Sunday, December 7, 2003
Hasegawa agrees to $6.3 million contract, no arbitration offer to Cameron
SEATTLE -- After an All-Star effort last season, Shiggy is
returning to the Seattle Mariners. Cammie is not.
The Mariners agreed to a $6.3 million, two-year contract with
reliever Shigetoshi Hasegawa on Sunday night, locking up last
season's star performer from the bullpen.
The Mariners, though, faced tough choices about their other free
agents. They decided not to offer salary arbitration to center
fielder Mike Cameron, who won his second Gold Glove last season,
and lefty reliever Arthur Rhodes.
The move essentially releases both players.
General manager Bill Bavasi said Randy Winn, who played in left
field last season, will move to center. Raul Ibanez, a free agent
who joined the Mariners last month, will play in left.
Catcher Pat Borders was Seattle's only free agent who was
"We offered him arbitration because the club has a special
relationship with this guy," Bavasi said.
The Mariners did not offer arbitration to their other free
agents: reliever Armando Benitez, outfielder John Mabry, infielder
Mark McLemore and shortstop Rey Sanchez.
Cameron, who turns 31 next month, joined Seattle in the February
2000 trade that sent Ken Griffey Jr. to Cincinnati. He won his
second Gold Glove last season, committing only four errors in 492
chances for a .992 fielding percentage.
"I don't feel great about it," Bavasi said. "This guy filled
some pretty big shoes. From the outside looking in, he made people
forget Junior pretty quick with the year he had. It's not without
an appreciation we did this."
Cameron hit .256 in four seasons with the Mariners, with the
highlight coming May 2, 2002, when he hit four homers against the
Chicago White Sox.
He also set a franchise single-season record with 176 strikeouts
in 2002. Cameron hit .253 last season with 18 home runs and 76
RBIss, and Bavasi made it clear the Mariners want more offense.
"We want more offense by spreading the dollars around better
than we could if we signed Michael," Bavasi said. "He understands
that. He's just a little out of reach for us if we want to build up
a better offense."
Rhodes, 34, has been with the Mariners four seasons, going 26-15
with a 3.07 ERA and eight saves. He was the team's only left-handed
reliever last season, posting a 3.82 ERA before the All-Star break
and a 4.96 after.
"We're not in the position to offer arbitration to those guys
and we just have to live with that," Bavasi said.
The Mariners made it clear they're glad to have Hasegawa back.
He converted 16 of 17 save opportunities after taking over the
closer's role June 21 when Kazuhiro Sasaki got hurt.
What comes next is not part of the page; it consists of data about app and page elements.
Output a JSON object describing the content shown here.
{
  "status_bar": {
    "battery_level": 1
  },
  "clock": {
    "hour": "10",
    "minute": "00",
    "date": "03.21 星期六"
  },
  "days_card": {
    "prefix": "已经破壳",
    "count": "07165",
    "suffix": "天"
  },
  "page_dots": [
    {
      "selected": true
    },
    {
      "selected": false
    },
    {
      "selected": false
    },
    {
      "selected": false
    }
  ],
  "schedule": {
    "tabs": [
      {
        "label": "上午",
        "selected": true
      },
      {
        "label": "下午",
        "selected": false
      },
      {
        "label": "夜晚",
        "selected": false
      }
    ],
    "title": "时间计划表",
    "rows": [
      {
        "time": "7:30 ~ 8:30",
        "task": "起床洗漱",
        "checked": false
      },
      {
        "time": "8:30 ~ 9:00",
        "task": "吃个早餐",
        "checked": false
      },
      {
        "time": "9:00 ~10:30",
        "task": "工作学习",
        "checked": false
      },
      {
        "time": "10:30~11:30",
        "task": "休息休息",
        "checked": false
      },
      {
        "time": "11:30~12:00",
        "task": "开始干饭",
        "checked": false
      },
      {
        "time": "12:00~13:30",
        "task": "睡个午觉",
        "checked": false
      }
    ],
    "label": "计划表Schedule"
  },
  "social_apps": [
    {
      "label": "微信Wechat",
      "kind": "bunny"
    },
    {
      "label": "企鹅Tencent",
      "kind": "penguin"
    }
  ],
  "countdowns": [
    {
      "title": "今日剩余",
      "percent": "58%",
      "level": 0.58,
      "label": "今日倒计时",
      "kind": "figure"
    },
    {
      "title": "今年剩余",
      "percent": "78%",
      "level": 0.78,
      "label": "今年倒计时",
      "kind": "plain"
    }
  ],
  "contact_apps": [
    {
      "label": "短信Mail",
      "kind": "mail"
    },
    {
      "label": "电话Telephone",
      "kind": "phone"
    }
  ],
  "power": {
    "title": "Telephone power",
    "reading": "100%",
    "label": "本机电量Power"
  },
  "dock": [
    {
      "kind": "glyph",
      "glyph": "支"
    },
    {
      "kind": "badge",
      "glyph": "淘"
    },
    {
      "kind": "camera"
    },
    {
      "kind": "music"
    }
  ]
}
Hasegawa also
made his first All-Star appearance last season.
Manager Bob Melvin said Sasaki will close again next season, and
Hasegawa's versatility will be used wherever it's needed.
"Whatever role he's in, he's proved to be the most versatile
reliever in the American League," Melvin said.
Hasegawa's 1.48 ERA was a franchise season record for a
reliever. Hasegawa's ERA was below 1.00 until Sept. 5, when he
allowed an earned run at Baltimore that boosted his ERA from 0.98
Last season was the first time Hasegawa worked primarily as a
closer in the majors. After six seasons in the Japanese leagues, he
spent five seasons with the Anaheim Angels, then flourished after
joining the Mariners in 2002.
Bavasi said Hasegawa indicated he wanted to return to Seattle,
but the reliever seriously considered other offers.
"He was prepared to take off, more than people think," Bavasi
said. "I got to know him a little bit. He's an adventurer. I think
he was prepared to go back East. I don't think he wanted to."
Opponents scored only 11 times in Hasegawa's 63 appearances last
summer, and he stranded 21 of 26 inherited runners. He had a
12-game scoreless streak in 13 innings from April 23 to May 29.
The 35-year-old right-hander gets a $500,000 signing bonus and
salaries of $2.5 million next season and $2,975,000 in 2005.
Seattle has a $3.1 million option for 2006 that could become
guaranteed under certain conditions. There is a $325,000 buyout.